What to work on: If a line in the records below contains "label", copy that line.

[Data about app and page elements]

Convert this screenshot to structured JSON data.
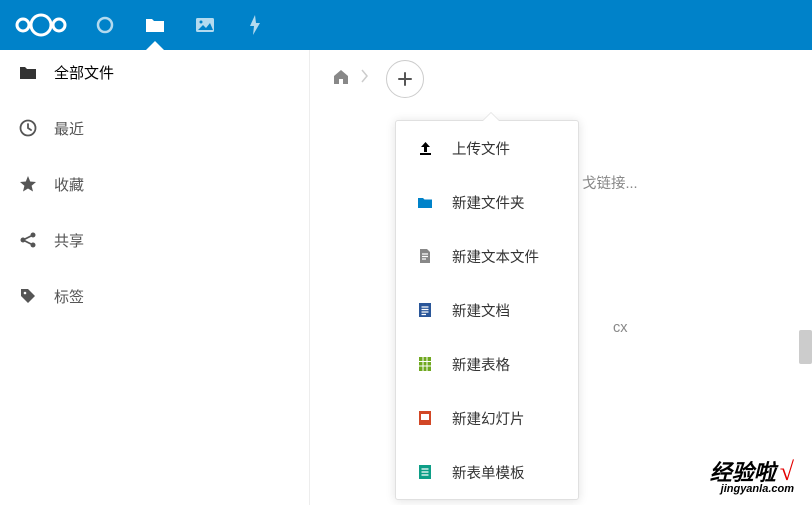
{
  "header": {
    "logo": "ooo",
    "navs": [
      {
        "name": "circle-icon"
      },
      {
        "name": "files-icon",
        "active": true
      },
      {
        "name": "gallery-icon"
      },
      {
        "name": "activity-icon"
      }
    ]
  },
  "sidebar": {
    "items": [
      {
        "icon": "folder-icon",
        "label": "全部文件",
        "active": true
      },
      {
        "icon": "clock-icon",
        "label": "最近"
      },
      {
        "icon": "star-icon",
        "label": "收藏"
      },
      {
        "icon": "share-icon",
        "label": "共享"
      },
      {
        "icon": "tag-icon",
        "label": "标签"
      }
    ]
  },
  "breadcrumb": {
    "home": "home-icon",
    "add": "+"
  },
  "dropdown": {
    "items": [
      {
        "icon": "upload-icon",
        "color": "#000000",
        "label": "上传文件"
      },
      {
        "icon": "folder-solid-icon",
        "color": "#0082c9",
        "label": "新建文件夹"
      },
      {
        "icon": "textfile-icon",
        "color": "#888888",
        "label": "新建文本文件"
      },
      {
        "icon": "doc-icon",
        "color": "#2a5699",
        "label": "新建文档"
      },
      {
        "icon": "sheet-icon",
        "color": "#6fa81f",
        "label": "新建表格"
      },
      {
        "icon": "slide-icon",
        "color": "#d24726",
        "label": "新建幻灯片"
      },
      {
        "icon": "form-icon",
        "color": "#0e9e87",
        "label": "新表单模板"
      }
    ]
  },
  "background": {
    "text1": "戈链接...",
    "text2": "cx"
  },
  "watermark": {
    "main": "经验啦",
    "check": "√",
    "sub": "jingyanla.com"
  }
}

Solution for this problem:
        "label": "全部文件",
        "label": "最近"
        "label": "收藏"
        "label": "共享"
        "label": "标签"
        "label": "上传文件"
        "label": "新建文件夹"
        "label": "新建文本文件"
        "label": "新建文档"
        "label": "新建表格"
        "label": "新建幻灯片"
        "label": "新表单模板"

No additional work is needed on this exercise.